Component data from apps and pages →

•••••

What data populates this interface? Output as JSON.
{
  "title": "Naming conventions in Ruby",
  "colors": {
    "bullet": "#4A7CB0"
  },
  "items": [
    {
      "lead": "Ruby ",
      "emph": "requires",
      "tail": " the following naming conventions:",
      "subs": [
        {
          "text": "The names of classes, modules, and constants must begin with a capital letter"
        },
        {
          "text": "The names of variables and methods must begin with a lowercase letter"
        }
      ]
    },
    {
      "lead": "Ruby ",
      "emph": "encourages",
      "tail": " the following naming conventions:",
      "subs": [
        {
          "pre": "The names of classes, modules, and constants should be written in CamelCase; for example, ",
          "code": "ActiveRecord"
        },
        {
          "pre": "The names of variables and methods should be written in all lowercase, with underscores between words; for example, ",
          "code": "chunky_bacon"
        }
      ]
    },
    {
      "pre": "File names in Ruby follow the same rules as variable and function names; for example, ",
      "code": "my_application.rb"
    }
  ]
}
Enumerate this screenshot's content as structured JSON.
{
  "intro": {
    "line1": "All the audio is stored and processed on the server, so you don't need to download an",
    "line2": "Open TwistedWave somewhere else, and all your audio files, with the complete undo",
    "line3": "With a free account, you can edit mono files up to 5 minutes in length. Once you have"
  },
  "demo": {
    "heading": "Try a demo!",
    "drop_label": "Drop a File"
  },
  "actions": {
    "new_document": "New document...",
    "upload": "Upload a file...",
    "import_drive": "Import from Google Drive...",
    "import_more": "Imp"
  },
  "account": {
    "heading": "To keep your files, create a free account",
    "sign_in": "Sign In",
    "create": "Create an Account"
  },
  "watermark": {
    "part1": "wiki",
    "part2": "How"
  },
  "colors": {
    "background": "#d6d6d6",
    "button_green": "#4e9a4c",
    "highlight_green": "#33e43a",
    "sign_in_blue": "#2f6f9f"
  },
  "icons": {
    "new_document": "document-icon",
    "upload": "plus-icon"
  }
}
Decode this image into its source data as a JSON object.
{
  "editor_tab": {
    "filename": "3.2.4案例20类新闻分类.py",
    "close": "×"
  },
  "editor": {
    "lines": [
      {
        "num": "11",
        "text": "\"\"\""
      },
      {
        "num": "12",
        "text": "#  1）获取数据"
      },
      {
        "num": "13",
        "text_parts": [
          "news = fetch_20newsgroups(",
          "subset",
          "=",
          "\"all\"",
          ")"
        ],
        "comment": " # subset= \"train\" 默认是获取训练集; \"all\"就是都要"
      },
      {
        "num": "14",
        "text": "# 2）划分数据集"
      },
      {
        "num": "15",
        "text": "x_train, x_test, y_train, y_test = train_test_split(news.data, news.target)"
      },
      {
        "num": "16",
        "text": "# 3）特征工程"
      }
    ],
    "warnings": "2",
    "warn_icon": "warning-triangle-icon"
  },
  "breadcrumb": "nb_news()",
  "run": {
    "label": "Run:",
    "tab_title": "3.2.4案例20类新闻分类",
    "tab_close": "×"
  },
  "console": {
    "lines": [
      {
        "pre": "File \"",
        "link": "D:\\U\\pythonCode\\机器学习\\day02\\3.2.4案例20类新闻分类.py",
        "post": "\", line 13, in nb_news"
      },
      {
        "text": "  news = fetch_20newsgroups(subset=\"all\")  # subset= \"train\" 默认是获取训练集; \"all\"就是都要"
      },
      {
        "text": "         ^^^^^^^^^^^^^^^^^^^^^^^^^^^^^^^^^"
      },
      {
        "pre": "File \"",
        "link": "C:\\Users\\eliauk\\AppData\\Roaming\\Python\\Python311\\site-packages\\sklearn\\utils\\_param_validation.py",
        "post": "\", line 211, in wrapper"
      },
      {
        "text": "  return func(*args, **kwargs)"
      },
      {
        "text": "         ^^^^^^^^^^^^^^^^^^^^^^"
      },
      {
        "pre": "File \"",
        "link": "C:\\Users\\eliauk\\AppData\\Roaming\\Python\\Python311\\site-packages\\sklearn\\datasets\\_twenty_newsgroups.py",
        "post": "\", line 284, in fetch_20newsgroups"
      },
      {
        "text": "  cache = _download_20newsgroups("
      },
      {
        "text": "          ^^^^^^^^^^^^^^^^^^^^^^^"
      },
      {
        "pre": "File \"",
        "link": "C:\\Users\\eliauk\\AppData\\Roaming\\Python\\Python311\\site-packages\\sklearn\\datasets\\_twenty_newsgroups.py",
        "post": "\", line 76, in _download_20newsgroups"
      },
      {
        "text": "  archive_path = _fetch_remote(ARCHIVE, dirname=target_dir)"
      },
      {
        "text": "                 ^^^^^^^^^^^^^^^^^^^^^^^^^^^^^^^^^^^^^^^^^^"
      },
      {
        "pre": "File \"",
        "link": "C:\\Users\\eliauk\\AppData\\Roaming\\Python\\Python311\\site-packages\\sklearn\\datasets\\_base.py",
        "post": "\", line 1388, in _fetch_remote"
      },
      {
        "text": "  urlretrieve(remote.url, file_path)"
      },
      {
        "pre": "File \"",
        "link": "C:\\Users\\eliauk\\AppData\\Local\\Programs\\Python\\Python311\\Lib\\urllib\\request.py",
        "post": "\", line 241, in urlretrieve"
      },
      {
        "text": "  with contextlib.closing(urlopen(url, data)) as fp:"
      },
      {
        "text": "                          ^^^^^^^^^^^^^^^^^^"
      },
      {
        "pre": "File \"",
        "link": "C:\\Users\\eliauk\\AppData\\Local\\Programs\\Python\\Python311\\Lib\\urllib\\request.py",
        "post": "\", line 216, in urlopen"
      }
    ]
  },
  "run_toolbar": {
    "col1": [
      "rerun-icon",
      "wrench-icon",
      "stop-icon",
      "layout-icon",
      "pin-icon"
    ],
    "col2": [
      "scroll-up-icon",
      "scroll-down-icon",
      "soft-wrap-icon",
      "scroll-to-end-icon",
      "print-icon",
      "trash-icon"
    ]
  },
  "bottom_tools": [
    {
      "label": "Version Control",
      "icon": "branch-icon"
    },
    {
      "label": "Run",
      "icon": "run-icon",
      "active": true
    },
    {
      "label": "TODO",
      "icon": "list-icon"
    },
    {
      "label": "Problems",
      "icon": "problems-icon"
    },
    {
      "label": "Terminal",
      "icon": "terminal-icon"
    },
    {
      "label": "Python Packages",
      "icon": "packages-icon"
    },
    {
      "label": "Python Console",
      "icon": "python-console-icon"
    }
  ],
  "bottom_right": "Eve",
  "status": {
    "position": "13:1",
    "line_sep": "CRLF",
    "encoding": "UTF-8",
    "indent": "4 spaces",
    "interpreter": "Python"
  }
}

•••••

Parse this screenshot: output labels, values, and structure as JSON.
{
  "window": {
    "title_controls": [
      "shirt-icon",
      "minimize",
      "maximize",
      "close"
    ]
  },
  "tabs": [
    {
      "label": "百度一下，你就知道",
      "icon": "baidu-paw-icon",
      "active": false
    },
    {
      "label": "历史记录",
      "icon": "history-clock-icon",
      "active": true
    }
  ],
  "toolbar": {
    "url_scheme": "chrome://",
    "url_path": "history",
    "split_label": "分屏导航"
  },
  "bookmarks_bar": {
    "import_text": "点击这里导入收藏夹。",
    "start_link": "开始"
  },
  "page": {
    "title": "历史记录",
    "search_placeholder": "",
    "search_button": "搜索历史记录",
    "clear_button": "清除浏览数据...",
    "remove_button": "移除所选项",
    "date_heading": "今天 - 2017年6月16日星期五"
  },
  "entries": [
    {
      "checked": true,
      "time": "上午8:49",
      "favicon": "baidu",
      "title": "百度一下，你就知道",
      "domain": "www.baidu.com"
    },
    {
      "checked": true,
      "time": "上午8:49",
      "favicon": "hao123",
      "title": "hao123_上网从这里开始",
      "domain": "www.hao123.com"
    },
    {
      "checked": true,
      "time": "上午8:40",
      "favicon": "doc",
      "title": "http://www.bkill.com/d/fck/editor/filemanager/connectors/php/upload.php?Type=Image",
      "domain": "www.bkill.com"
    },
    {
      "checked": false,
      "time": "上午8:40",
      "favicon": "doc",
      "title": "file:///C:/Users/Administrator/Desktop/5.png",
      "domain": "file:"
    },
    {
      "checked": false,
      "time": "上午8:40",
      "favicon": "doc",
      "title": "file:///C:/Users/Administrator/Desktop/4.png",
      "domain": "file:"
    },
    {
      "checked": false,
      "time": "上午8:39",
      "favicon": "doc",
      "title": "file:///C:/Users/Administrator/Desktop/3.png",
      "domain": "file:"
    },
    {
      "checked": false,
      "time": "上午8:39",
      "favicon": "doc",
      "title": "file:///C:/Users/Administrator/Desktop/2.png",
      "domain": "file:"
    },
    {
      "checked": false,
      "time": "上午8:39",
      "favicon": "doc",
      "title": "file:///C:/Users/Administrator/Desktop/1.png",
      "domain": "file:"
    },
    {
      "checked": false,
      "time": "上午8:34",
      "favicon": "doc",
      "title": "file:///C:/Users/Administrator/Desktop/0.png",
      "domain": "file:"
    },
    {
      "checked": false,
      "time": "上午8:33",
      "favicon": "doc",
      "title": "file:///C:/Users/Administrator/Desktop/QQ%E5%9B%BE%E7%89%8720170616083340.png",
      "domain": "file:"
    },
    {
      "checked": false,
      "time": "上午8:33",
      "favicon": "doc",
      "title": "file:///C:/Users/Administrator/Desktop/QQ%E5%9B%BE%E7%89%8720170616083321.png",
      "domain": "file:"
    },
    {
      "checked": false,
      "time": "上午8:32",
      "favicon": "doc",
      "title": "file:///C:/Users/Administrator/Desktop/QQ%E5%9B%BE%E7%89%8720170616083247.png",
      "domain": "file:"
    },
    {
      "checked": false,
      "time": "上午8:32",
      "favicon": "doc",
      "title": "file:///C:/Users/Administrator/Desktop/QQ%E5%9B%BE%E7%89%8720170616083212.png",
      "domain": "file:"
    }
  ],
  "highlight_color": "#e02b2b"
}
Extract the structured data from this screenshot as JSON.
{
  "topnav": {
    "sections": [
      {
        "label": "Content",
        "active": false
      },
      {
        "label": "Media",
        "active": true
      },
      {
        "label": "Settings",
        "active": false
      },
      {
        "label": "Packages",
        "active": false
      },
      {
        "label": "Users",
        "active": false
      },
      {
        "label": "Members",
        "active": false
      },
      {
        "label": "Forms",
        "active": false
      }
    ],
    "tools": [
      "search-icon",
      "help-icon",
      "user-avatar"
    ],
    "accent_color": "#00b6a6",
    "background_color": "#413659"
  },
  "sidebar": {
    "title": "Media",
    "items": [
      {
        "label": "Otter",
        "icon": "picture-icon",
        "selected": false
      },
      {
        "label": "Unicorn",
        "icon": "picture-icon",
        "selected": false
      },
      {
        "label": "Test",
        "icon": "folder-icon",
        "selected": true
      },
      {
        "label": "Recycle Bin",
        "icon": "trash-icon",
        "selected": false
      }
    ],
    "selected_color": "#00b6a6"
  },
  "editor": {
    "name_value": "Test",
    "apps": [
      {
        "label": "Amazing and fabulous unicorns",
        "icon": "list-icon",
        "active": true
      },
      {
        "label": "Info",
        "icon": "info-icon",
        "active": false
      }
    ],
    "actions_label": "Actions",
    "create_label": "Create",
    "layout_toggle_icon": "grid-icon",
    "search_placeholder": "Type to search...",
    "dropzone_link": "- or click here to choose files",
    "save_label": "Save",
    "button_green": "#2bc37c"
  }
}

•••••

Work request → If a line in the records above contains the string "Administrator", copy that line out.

Solution for this task →
      "title": "file:///C:/Users/Administrator/Desktop/5.png",
      "title": "file:///C:/Users/Administrator/Desktop/4.png",
      "title": "file:///C:/Users/Administrator/Desktop/3.png",
      "title": "file:///C:/Users/Administrator/Desktop/2.png",
      "title": "file:///C:/Users/Administrator/Desktop/1.png",
      "title": "file:///C:/Users/Administrator/Desktop/0.png",
      "title": "file:///C:/Users/Administrator/Desktop/QQ%E5%9B%BE%E7%89%8720170616083340.png",
      "title": "file:///C:/Users/Administrator/Desktop/QQ%E5%9B%BE%E7%89%8720170616083321.png",
      "title": "file:///C:/Users/Administrator/Desktop/QQ%E5%9B%BE%E7%89%8720170616083247.png",
      "title": "file:///C:/Users/Administrator/Desktop/QQ%E5%9B%BE%E7%89%8720170616083212.png",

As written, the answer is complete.